It now has been a number of years since I visited my home country.

On one such trip my wife and I stayed with family members. One day we decided to take bicycles and tour the area for an afternoon. The bike paths there are wide and well maintained. Some of these cross traffic lanes and are equipped with traffic lights.

I was wearing a sweater that clearly indicated I was from Canada. When we had gone some distance, we came to a stop at a red light on our path.

Ahead of us was a man of advanced age. Noticing my sweater, he realized he would be understood in the local language, despite the city traffic noise.

He called out what amounted to: “When you are back in Canada, extend my thanks once again to the Canadians for what they did for us in 1945.” I promised him I would. The light changed to green, and we parted — each going his own way.

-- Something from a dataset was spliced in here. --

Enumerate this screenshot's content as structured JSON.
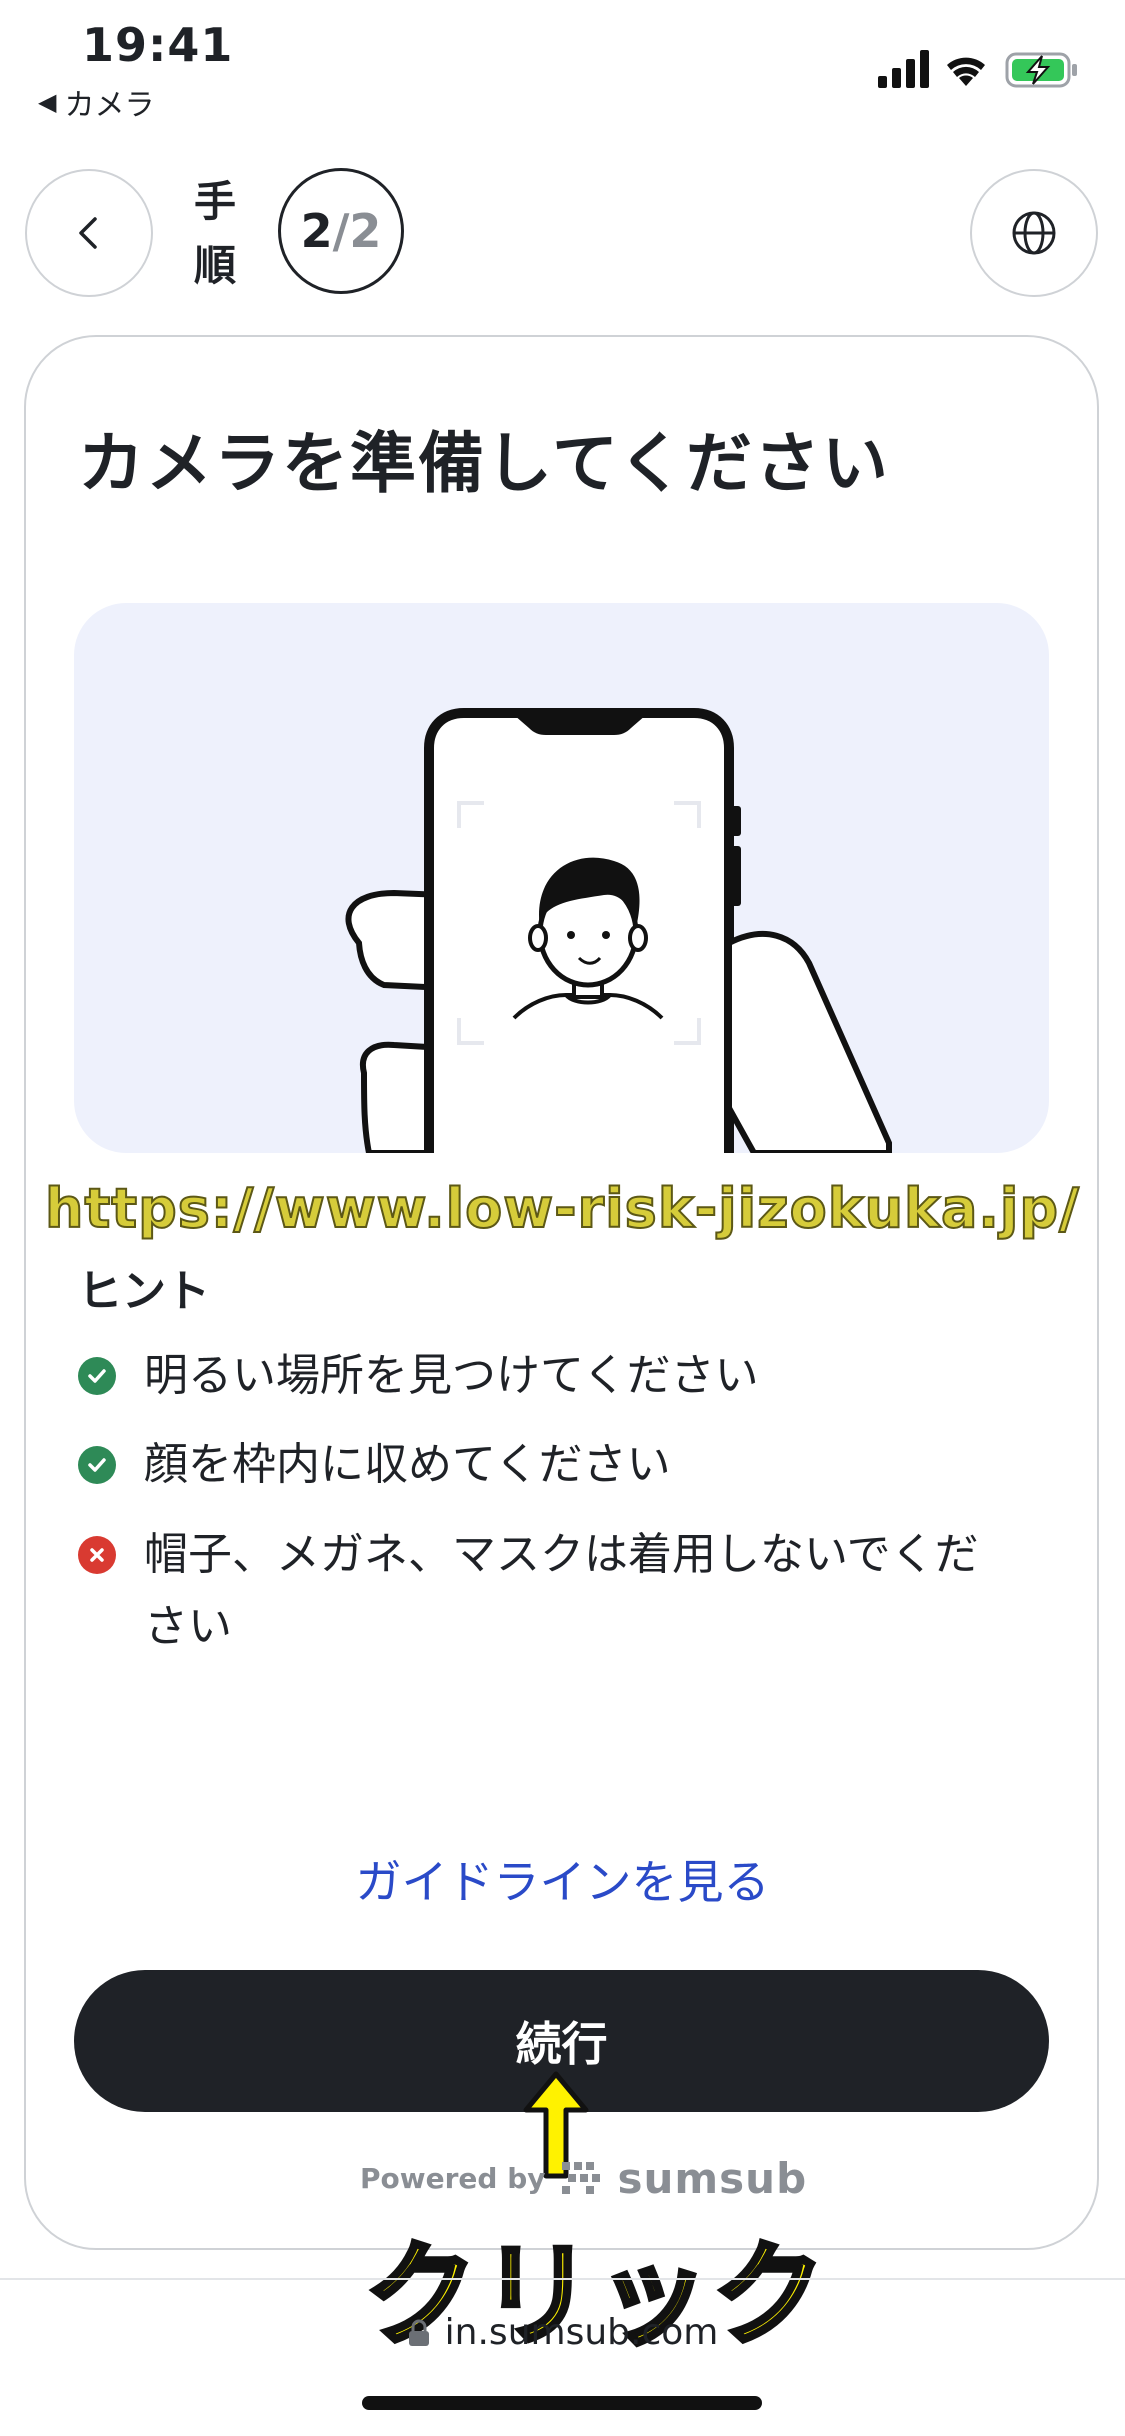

The memories of this one man are shared by so many who experienced Canadian troops’ liberation of the Dutch during the spring of 1945. These sentiments remain strong during yearly festivities and parades May 5 in honor of that liberation.

Regrettably, in late 1944, at the center of the country, so many lives were lost in a war that never should have been.

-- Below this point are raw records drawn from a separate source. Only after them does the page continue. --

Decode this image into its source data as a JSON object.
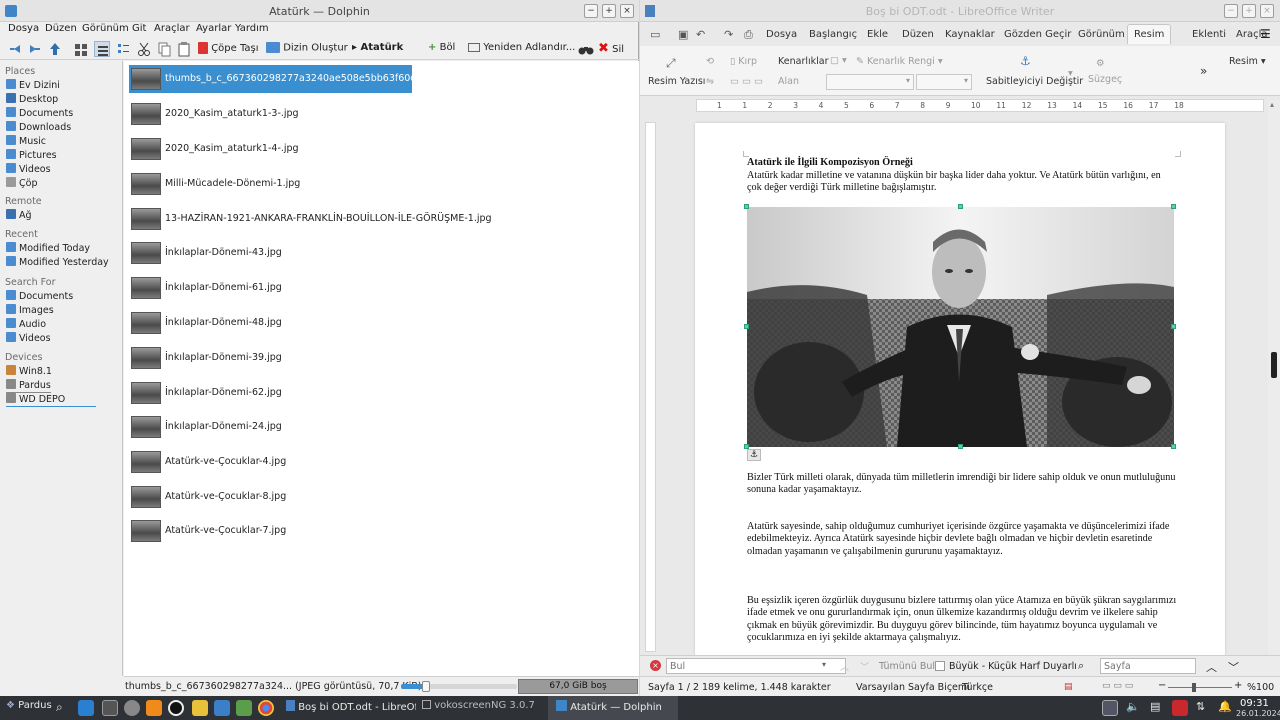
{
  "dolphin": {
    "title": "Atatürk — Dolphin",
    "menu": [
      "Dosya",
      "Düzen",
      "Görünüm",
      "Git",
      "Araçlar",
      "Ayarlar",
      "Yardım"
    ],
    "toolbar": {
      "trash": "Çöpe Taşı",
      "new_folder": "Dizin Oluştur",
      "location": "Atatürk",
      "split": "Böl",
      "rename": "Yeniden Adlandır...",
      "delete": "Sil"
    },
    "sidebar": {
      "places_header": "Places",
      "places": [
        "Ev Dizini",
        "Desktop",
        "Documents",
        "Downloads",
        "Music",
        "Pictures",
        "Videos",
        "Çöp"
      ],
      "remote_header": "Remote",
      "remote": [
        "Ağ"
      ],
      "recent_header": "Recent",
      "recent": [
        "Modified Today",
        "Modified Yesterday"
      ],
      "search_header": "Search For",
      "search": [
        "Documents",
        "Images",
        "Audio",
        "Videos"
      ],
      "devices_header": "Devices",
      "devices": [
        "Win8.1",
        "Pardus",
        "WD DEPO"
      ]
    },
    "files": [
      "thumbs_b_c_667360298277a3240ae508e5bb63f60d.jpg",
      "2020_Kasim_ataturk1-3-.jpg",
      "2020_Kasim_ataturk1-4-.jpg",
      "Milli-Mücadele-Dönemi-1.jpg",
      "13-HAZİRAN-1921-ANKARA-FRANKLİN-BOUİLLON-İLE-GÖRÜŞME-1.jpg",
      "İnkılaplar-Dönemi-43.jpg",
      "İnkılaplar-Dönemi-61.jpg",
      "İnkılaplar-Dönemi-48.jpg",
      "İnkılaplar-Dönemi-39.jpg",
      "İnkılaplar-Dönemi-62.jpg",
      "İnkılaplar-Dönemi-24.jpg",
      "Atatürk-ve-Çocuklar-4.jpg",
      "Atatürk-ve-Çocuklar-8.jpg",
      "Atatürk-ve-Çocuklar-7.jpg"
    ],
    "selected_index": 0,
    "status_text": "thumbs_b_c_667360298277a324... (JPEG görüntüsü, 70,7 KiB)",
    "free_space": "67,0 GiB boş"
  },
  "writer": {
    "title": "Boş bi ODT.odt - LibreOffice Writer",
    "tabs": [
      "Dosya",
      "Başlangıç",
      "Ekle",
      "Düzen",
      "Kaynaklar",
      "Gözden Geçir",
      "Görünüm",
      "Resim",
      "Eklenti",
      "Araçla"
    ],
    "active_tab": "Resim",
    "ribbon": {
      "crop": "Kırp",
      "borders": "Kenarlıklar",
      "border_color": "Kenarlık Rengi",
      "area": "Alan",
      "caption": "Resim Yazısı",
      "anchor": "Sabitleyiciyi Değiştir",
      "filter": "Süzgeç",
      "image_menu": "Resim"
    },
    "ruler_numbers": [
      "1",
      "1",
      "2",
      "3",
      "4",
      "5",
      "6",
      "7",
      "8",
      "9",
      "10",
      "11",
      "12",
      "13",
      "14",
      "15",
      "16",
      "17",
      "18"
    ],
    "document": {
      "heading": "Atatürk ile İlgili Kompozisyon Örneği",
      "intro": "Atatürk kadar milletine ve vatanına düşkün bir başka lider daha yoktur. Ve Atatürk bütün varlığını, en çok değer verdiği Türk milletine bağışlamıştır.",
      "p1": "Bizler Türk milleti olarak, dünyada tüm milletlerin imrendiği bir lidere sahip olduk ve onun mutluluğunu sonuna kadar yaşamaktayız.",
      "p2": "Atatürk sayesinde, sahip olduğumuz cumhuriyet içerisinde özgürce yaşamakta ve düşüncelerimizi ifade edebilmekteyiz. Ayrıca Atatürk sayesinde hiçbir devlete bağlı olmadan ve hiçbir devletin esaretinde olmadan yaşamanın ve çalışabilmenin gururunu yaşamaktayız.",
      "p3": "Bu eşsizlik içeren özgürlük duygusunu bizlere tattırmış olan yüce Atamıza en büyük şükran saygılarımızı ifade etmek ve onu gururlandırmak için, onun ülkemize kazandırmış olduğu devrim ve ilkelere sahip çıkmak en büyük görevimizdir. Bu duyguyu görev bilincinde, tüm hayatımız boyunca uygulamalı ve çocuklarımıza en iyi şekilde aktarmaya çalışmalıyız."
    },
    "find": {
      "placeholder": "Bul",
      "find_all": "Tümünü Bul",
      "match_case": "Büyük - Küçük Harf Duyarlı",
      "page_placeholder": "Sayfa"
    },
    "status": {
      "page": "Sayfa 1 / 2",
      "words": "189 kelime, 1.448 karakter",
      "style": "Varsayılan Sayfa Biçemi",
      "language": "Türkçe",
      "zoom": "%100"
    }
  },
  "taskbar": {
    "start": "Pardus",
    "tasks": [
      "Boş bi ODT.odt - LibreOf...",
      "vokoscreenNG 3.0.7",
      "Atatürk — Dolphin"
    ],
    "time": "09:31",
    "date": "26.01.2024"
  }
}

My thoughts go out even now to those who never were given the time to grow up. There were the youngsters wearing the yellow Star of David on their clothing. You would see them going to their school but later on would not see them again. After some time I finally understood I would never see them again.

I think about the resistance fighters who knowingly wagered their lives. And then, too, I remember all those who fell into the hands of the enemy and lost their lives because of an inhuman dictator.

Even now, decades after 1945, younger generations participate in the remembrance ceremonies of a time before their time that has somehow become part of their stories. These younger ones understand what it was all about by what they were told and what they read and what images they can derive from the many remembrance monuments throughout the entire nation.

We should never forget what was given us. The man on the bicycle did not forget.

Tony Antonides lives in Central Point.